▶ **Assignment**:
Among the lines below, copy each one in which "title" appears.

>>

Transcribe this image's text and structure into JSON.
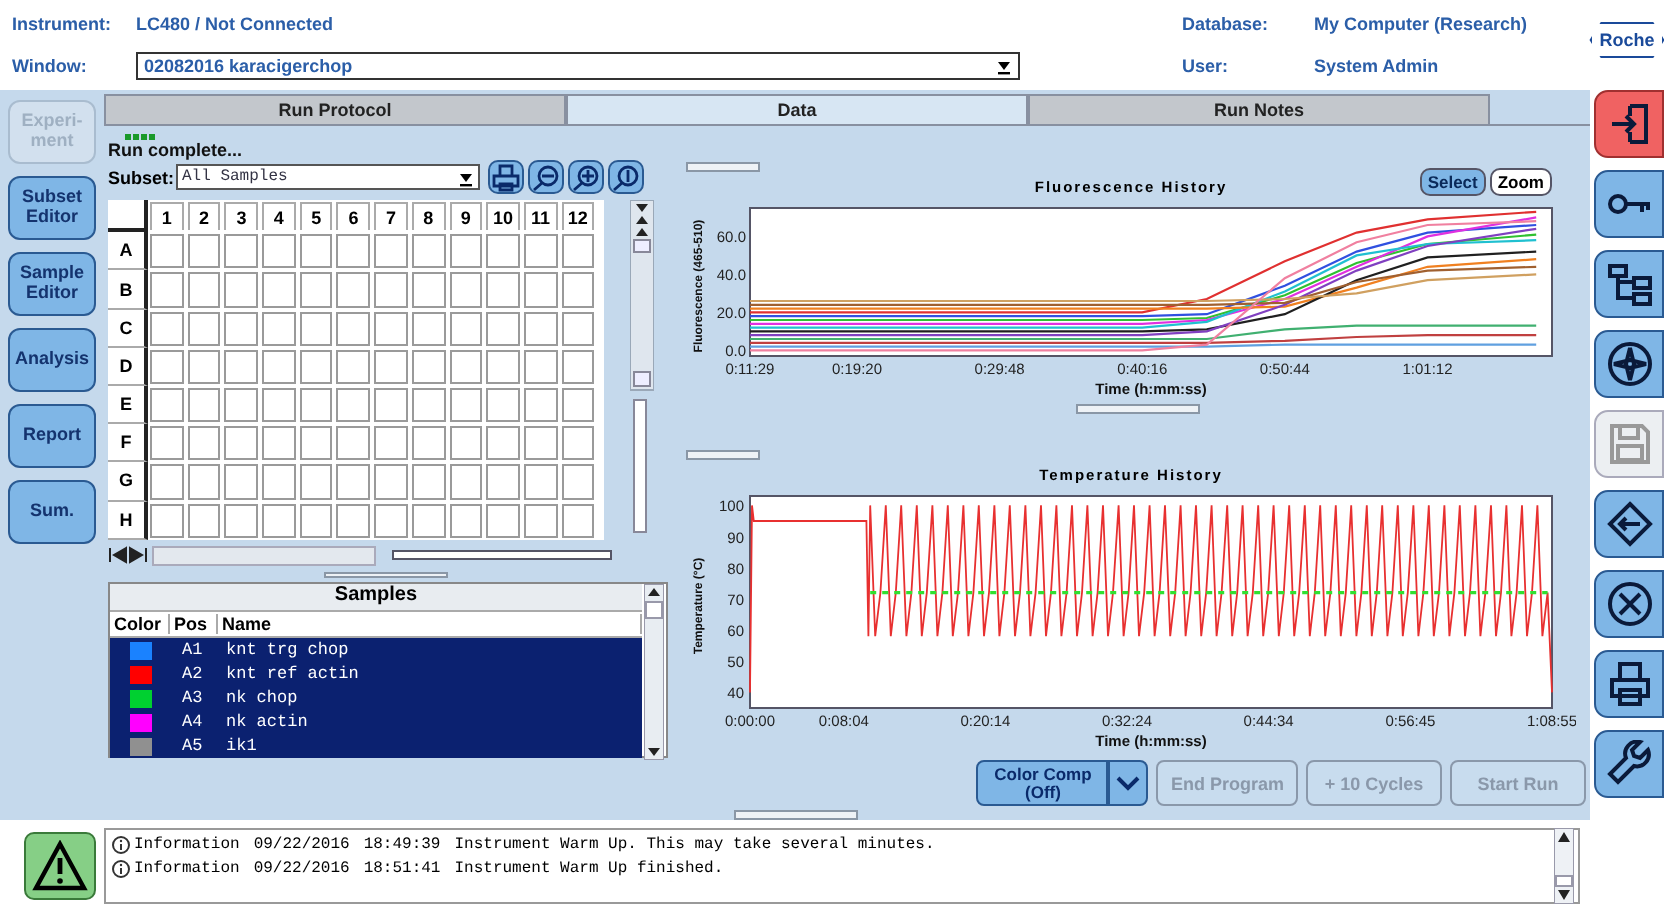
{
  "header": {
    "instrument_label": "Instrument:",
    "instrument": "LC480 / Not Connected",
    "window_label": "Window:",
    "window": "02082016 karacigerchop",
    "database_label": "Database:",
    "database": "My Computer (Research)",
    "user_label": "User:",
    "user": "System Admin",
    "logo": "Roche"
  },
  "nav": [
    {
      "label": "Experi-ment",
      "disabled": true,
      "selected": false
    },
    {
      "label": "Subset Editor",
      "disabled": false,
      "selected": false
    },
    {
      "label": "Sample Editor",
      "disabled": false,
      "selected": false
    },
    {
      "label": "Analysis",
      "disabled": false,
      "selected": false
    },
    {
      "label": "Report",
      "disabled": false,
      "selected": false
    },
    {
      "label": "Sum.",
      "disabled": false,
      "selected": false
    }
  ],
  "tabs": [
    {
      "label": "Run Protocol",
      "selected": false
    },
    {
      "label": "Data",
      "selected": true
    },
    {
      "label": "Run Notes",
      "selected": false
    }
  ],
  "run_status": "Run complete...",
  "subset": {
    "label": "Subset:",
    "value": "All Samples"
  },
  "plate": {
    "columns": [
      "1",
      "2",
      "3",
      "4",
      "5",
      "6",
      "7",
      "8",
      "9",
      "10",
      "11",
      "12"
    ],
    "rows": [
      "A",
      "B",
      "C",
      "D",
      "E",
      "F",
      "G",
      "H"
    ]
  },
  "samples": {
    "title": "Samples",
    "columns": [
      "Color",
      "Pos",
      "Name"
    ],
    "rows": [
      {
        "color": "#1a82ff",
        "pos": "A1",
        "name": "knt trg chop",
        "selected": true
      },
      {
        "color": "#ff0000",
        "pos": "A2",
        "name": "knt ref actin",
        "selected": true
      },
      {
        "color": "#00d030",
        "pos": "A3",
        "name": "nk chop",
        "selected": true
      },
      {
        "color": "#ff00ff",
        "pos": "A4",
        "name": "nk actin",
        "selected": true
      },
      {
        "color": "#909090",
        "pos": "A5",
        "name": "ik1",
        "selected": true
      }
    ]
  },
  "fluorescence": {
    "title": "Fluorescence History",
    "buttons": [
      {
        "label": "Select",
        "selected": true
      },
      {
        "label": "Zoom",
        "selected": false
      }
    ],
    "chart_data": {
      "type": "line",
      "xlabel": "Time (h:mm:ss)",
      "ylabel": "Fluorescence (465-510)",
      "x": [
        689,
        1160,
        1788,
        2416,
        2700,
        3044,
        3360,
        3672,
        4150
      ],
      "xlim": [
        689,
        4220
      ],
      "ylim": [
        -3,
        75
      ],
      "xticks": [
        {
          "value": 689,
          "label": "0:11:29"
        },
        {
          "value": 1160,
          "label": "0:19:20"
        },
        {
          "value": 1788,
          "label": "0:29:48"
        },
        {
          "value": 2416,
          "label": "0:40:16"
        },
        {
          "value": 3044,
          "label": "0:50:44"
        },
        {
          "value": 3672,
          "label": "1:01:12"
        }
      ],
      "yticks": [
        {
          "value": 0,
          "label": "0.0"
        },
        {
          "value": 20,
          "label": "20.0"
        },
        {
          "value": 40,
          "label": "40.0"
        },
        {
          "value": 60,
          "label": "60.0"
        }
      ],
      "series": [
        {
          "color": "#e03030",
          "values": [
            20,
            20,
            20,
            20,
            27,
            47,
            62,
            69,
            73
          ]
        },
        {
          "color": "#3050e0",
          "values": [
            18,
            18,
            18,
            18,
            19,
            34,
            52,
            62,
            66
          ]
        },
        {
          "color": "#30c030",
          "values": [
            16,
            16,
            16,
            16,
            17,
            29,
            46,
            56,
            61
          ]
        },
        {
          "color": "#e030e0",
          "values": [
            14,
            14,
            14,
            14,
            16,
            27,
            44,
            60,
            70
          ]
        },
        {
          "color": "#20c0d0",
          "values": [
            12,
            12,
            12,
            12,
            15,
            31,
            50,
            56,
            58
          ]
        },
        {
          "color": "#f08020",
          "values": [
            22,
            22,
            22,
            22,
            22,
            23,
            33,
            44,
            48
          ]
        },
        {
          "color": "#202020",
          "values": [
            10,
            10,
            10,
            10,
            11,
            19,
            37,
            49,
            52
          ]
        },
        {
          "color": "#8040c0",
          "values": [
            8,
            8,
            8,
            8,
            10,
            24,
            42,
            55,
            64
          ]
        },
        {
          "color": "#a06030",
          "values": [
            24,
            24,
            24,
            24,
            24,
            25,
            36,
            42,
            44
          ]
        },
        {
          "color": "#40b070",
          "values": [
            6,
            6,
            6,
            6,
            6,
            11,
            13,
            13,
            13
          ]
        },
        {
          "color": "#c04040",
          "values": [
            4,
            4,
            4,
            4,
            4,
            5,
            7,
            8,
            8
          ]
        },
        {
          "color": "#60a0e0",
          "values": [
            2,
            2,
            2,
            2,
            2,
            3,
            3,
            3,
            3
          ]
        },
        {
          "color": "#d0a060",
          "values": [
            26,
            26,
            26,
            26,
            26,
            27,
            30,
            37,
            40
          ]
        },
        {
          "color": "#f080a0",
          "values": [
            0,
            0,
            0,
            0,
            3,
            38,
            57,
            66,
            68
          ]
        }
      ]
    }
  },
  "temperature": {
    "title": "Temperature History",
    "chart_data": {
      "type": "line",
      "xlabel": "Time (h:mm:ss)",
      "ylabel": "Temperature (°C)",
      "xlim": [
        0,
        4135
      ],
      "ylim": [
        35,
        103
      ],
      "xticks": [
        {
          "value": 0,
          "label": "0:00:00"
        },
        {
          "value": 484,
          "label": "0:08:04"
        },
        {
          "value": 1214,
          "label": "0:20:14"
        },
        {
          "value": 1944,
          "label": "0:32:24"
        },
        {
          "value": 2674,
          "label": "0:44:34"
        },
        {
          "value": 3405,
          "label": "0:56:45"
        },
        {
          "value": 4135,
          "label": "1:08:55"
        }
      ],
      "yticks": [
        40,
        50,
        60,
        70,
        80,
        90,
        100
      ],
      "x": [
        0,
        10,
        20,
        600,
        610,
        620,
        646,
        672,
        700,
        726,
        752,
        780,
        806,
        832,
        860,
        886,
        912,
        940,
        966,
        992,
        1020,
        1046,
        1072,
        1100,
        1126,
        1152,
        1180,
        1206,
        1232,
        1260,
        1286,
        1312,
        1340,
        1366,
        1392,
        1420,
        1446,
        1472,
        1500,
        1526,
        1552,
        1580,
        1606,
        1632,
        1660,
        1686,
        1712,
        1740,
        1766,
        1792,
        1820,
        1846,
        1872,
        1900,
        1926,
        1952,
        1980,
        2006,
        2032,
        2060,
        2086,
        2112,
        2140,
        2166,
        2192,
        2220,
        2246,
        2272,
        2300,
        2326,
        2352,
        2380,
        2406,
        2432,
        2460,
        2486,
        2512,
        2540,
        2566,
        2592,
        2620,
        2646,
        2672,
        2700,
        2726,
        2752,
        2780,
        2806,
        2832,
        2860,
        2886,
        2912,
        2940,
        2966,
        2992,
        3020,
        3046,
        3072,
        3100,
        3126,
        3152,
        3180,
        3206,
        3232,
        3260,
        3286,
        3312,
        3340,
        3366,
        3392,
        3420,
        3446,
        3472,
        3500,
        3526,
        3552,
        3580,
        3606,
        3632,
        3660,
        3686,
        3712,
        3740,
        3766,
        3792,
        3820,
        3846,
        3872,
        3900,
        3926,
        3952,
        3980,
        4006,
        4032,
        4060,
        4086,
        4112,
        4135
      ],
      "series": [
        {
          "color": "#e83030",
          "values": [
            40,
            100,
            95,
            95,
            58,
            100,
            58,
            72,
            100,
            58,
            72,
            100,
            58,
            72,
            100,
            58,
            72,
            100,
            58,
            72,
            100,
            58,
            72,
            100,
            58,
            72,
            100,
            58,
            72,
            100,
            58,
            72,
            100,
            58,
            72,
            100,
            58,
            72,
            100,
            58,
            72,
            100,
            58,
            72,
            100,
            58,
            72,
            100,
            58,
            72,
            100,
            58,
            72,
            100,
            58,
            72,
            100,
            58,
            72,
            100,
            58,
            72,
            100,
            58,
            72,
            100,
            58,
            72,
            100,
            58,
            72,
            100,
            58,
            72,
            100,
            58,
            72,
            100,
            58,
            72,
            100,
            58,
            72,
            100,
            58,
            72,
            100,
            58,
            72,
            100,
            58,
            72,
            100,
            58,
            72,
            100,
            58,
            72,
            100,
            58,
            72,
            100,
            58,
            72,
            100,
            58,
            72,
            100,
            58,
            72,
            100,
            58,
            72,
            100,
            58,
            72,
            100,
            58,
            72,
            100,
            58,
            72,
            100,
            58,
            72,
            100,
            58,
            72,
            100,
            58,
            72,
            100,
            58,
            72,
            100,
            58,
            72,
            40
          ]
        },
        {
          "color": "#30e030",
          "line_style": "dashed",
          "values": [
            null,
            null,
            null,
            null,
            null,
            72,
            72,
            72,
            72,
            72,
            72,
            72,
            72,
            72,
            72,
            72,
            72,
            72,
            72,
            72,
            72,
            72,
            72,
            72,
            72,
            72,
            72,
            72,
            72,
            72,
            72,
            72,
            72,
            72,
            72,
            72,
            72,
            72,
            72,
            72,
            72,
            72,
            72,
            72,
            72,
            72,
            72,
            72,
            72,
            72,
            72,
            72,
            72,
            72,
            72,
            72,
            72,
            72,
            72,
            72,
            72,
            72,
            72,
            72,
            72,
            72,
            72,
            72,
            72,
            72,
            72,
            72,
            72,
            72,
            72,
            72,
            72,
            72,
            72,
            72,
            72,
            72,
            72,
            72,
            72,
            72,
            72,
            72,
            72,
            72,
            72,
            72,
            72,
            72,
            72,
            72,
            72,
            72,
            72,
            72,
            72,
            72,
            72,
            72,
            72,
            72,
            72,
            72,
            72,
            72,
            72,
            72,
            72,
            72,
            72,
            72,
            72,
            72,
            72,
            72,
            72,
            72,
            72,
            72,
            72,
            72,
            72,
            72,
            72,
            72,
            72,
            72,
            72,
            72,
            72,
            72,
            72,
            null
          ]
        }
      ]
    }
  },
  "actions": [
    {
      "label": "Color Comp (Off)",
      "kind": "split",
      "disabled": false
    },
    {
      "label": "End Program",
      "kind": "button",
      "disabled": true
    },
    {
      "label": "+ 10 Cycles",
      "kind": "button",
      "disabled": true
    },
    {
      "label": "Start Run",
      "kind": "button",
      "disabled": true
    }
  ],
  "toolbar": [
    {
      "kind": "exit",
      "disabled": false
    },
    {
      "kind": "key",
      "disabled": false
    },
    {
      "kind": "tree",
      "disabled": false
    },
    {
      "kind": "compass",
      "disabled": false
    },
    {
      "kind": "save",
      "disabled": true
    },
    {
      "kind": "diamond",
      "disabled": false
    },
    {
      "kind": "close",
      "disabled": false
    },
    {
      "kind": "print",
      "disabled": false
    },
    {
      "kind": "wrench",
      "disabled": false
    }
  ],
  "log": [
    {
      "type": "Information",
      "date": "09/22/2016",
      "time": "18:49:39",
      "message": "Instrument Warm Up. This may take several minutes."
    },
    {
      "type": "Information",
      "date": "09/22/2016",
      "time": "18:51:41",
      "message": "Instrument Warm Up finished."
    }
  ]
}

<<

▶ **Task response**:
    "title": "Samples",
    "title": "Fluorescence History",
    "title": "Temperature History",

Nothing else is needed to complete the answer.